The petitioners rely on major Supreme Court precedents which nullified efforts of other federal regulatory agencies, the FCC and ICC — which operated under regulatory statutes similar to the FPA — to waive statutory filing and review provisions established by Congress in order to implement a new agency vision that would substitute market competition and deregulation for agency review of rates to see if they are just and reasonable. In the leading FCC case, the Supreme Court said:
“For better or worse, the Act establishes a rate regulation, filed tariff system . . . and the Commission’s desire “to `increase competition’ cannot provide [it] authority to alter the well-established . . . statutory filed rate requirements. . . . As we observed in the context of a dispute over the filed rate doctrine more than 80 years ago, ‘such considerations address themselves to Congress, not to the courts. . . .'”
After the Supreme Court struck down the FCC efforts to deregulate, Congress amended the Federal Communications Act in 1996. The new law granted limited powers to the FCC to deregulate some services when Congressionally established standards are met, and Congress adopted a number of consumer protective measures that went well beyond what the FCC could or would do. These included a new national telephone lifeline assistance program to make phone service affordable for low-income customers, and programs to bring broadband services to schools, libraries, and rural areas unlikely to obtain timely, affordable service.

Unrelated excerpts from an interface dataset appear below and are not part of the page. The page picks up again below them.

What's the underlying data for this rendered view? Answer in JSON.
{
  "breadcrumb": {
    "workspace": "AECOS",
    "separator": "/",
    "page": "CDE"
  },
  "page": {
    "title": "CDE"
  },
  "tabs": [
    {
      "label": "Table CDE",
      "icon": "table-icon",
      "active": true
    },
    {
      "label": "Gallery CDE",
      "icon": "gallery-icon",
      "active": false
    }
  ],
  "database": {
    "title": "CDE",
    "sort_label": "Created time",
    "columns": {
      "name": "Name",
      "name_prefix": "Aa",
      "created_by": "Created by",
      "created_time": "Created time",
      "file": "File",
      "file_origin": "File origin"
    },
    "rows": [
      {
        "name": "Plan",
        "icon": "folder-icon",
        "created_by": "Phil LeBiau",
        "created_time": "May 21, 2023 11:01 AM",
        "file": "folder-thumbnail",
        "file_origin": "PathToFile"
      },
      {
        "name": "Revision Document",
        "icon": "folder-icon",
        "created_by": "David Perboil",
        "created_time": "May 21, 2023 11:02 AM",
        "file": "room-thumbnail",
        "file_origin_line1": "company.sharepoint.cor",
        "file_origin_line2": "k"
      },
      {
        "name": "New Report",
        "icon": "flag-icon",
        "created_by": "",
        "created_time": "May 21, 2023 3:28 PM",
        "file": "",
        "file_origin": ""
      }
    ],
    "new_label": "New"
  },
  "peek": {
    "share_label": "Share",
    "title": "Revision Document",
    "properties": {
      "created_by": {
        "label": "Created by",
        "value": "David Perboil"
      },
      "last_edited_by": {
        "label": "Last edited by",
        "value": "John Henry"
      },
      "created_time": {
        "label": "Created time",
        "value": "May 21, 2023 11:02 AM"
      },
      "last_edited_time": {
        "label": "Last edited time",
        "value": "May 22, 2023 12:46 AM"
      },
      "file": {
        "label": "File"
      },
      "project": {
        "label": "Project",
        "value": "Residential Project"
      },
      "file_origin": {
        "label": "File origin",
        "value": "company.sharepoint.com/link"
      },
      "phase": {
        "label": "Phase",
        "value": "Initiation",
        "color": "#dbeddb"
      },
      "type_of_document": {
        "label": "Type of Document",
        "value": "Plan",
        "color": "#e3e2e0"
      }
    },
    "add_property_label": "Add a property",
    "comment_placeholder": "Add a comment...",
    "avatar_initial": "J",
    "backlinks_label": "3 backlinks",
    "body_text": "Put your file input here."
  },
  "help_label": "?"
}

FERC must file its answering brief in the “market behavior” case by October 30, 2006. Check PULP’s web site for further information on the FERC “market behavior” case.